* Instructions to follow *
Once the images are set aside, write out the rest of the records exactly.
BEGIN Dataset
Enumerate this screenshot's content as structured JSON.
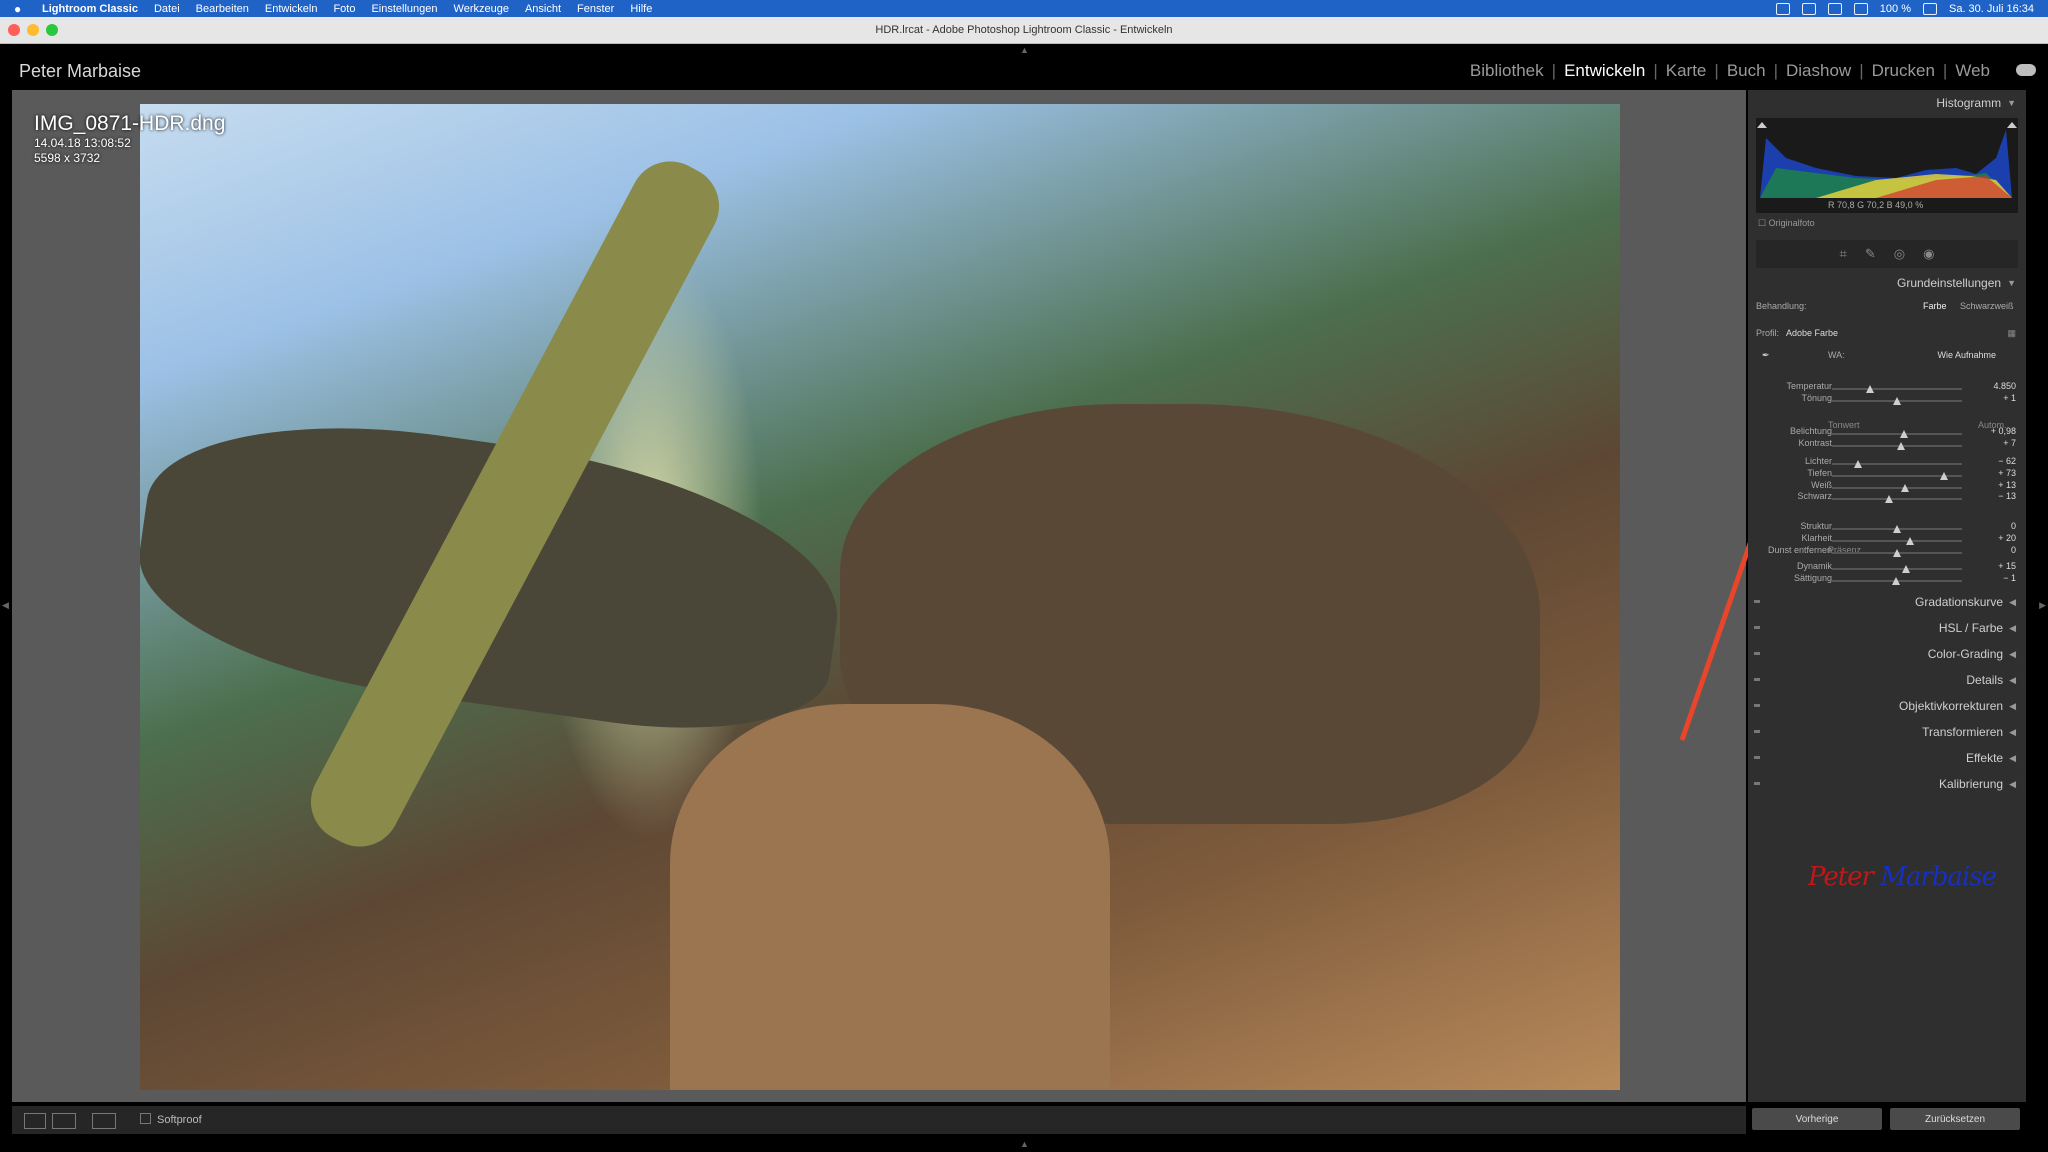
{
  "menubar": {
    "app": "Lightroom Classic",
    "items": [
      "Datei",
      "Bearbeiten",
      "Entwickeln",
      "Foto",
      "Einstellungen",
      "Werkzeuge",
      "Ansicht",
      "Fenster",
      "Hilfe"
    ],
    "battery": "100 %",
    "datetime": "Sa. 30. Juli  16:34"
  },
  "window": {
    "title": "HDR.lrcat - Adobe Photoshop Lightroom Classic - Entwickeln"
  },
  "identity": {
    "name": "Peter Marbaise"
  },
  "modules": [
    "Bibliothek",
    "Entwickeln",
    "Karte",
    "Buch",
    "Diashow",
    "Drucken",
    "Web"
  ],
  "photo": {
    "filename": "IMG_0871-HDR.dng",
    "datetime": "14.04.18 13:08:52",
    "dimensions": "5598 x 3732"
  },
  "histogram": {
    "title": "Histogramm",
    "r_label": "R",
    "r": "70,8",
    "g_label": "G",
    "g": "70,2",
    "b_label": "B",
    "b": "49,0 %",
    "original": "Originalfoto"
  },
  "basic": {
    "title": "Grundeinstellungen",
    "treatment_label": "Behandlung:",
    "treatment_color": "Farbe",
    "treatment_bw": "Schwarzweiß",
    "profile_label": "Profil:",
    "profile_value": "Adobe Farbe",
    "wb_label": "WA:",
    "wb_value": "Wie Aufnahme",
    "tone_label": "Tonwert",
    "tone_auto": "Autom.",
    "presence_label": "Präsenz",
    "sliders": [
      {
        "label": "Temperatur",
        "value": "4.850",
        "pos": 0.29
      },
      {
        "label": "Tönung",
        "value": "+ 1",
        "pos": 0.5
      },
      {
        "label": "Belichtung",
        "value": "+ 0,98",
        "pos": 0.55
      },
      {
        "label": "Kontrast",
        "value": "+ 7",
        "pos": 0.53
      },
      {
        "label": "Lichter",
        "value": "− 62",
        "pos": 0.2
      },
      {
        "label": "Tiefen",
        "value": "+ 73",
        "pos": 0.86
      },
      {
        "label": "Weiß",
        "value": "+ 13",
        "pos": 0.56
      },
      {
        "label": "Schwarz",
        "value": "− 13",
        "pos": 0.44
      },
      {
        "label": "Struktur",
        "value": "0",
        "pos": 0.5
      },
      {
        "label": "Klarheit",
        "value": "+ 20",
        "pos": 0.6
      },
      {
        "label": "Dunst entfernen",
        "value": "0",
        "pos": 0.5
      },
      {
        "label": "Dynamik",
        "value": "+ 15",
        "pos": 0.57
      },
      {
        "label": "Sättigung",
        "value": "− 1",
        "pos": 0.49
      }
    ]
  },
  "panels": [
    "Gradationskurve",
    "HSL / Farbe",
    "Color-Grading",
    "Details",
    "Objektivkorrekturen",
    "Transformieren",
    "Effekte",
    "Kalibrierung"
  ],
  "signature": "Peter Marbaise",
  "toolbar": {
    "softproof": "Softproof"
  },
  "buttons": {
    "previous": "Vorherige",
    "reset": "Zurücksetzen"
  }
}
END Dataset
* Written answer *
Enumerate this screenshot's content as structured JSON.
{
  "menubar": {
    "app": "Lightroom Classic",
    "items": [
      "Datei",
      "Bearbeiten",
      "Entwickeln",
      "Foto",
      "Einstellungen",
      "Werkzeuge",
      "Ansicht",
      "Fenster",
      "Hilfe"
    ],
    "battery": "100 %",
    "datetime": "Sa. 30. Juli  16:34"
  },
  "window": {
    "title": "HDR.lrcat - Adobe Photoshop Lightroom Classic - Entwickeln"
  },
  "identity": {
    "name": "Peter Marbaise"
  },
  "modules": [
    "Bibliothek",
    "Entwickeln",
    "Karte",
    "Buch",
    "Diashow",
    "Drucken",
    "Web"
  ],
  "photo": {
    "filename": "IMG_0871-HDR.dng",
    "datetime": "14.04.18 13:08:52",
    "dimensions": "5598 x 3732"
  },
  "histogram": {
    "title": "Histogramm",
    "r_label": "R",
    "r": "70,8",
    "g_label": "G",
    "g": "70,2",
    "b_label": "B",
    "b": "49,0 %",
    "original": "Originalfoto"
  },
  "basic": {
    "title": "Grundeinstellungen",
    "treatment_label": "Behandlung:",
    "treatment_color": "Farbe",
    "treatment_bw": "Schwarzweiß",
    "profile_label": "Profil:",
    "profile_value": "Adobe Farbe",
    "wb_label": "WA:",
    "wb_value": "Wie Aufnahme",
    "tone_label": "Tonwert",
    "tone_auto": "Autom.",
    "presence_label": "Präsenz",
    "sliders": [
      {
        "label": "Temperatur",
        "value": "4.850",
        "pos": 0.29
      },
      {
        "label": "Tönung",
        "value": "+ 1",
        "pos": 0.5
      },
      {
        "label": "Belichtung",
        "value": "+ 0,98",
        "pos": 0.55
      },
      {
        "label": "Kontrast",
        "value": "+ 7",
        "pos": 0.53
      },
      {
        "label": "Lichter",
        "value": "− 62",
        "pos": 0.2
      },
      {
        "label": "Tiefen",
        "value": "+ 73",
        "pos": 0.86
      },
      {
        "label": "Weiß",
        "value": "+ 13",
        "pos": 0.56
      },
      {
        "label": "Schwarz",
        "value": "− 13",
        "pos": 0.44
      },
      {
        "label": "Struktur",
        "value": "0",
        "pos": 0.5
      },
      {
        "label": "Klarheit",
        "value": "+ 20",
        "pos": 0.6
      },
      {
        "label": "Dunst entfernen",
        "value": "0",
        "pos": 0.5
      },
      {
        "label": "Dynamik",
        "value": "+ 15",
        "pos": 0.57
      },
      {
        "label": "Sättigung",
        "value": "− 1",
        "pos": 0.49
      }
    ]
  },
  "panels": [
    "Gradationskurve",
    "HSL / Farbe",
    "Color-Grading",
    "Details",
    "Objektivkorrekturen",
    "Transformieren",
    "Effekte",
    "Kalibrierung"
  ],
  "signature": "Peter Marbaise",
  "toolbar": {
    "softproof": "Softproof"
  },
  "buttons": {
    "previous": "Vorherige",
    "reset": "Zurücksetzen"
  }
}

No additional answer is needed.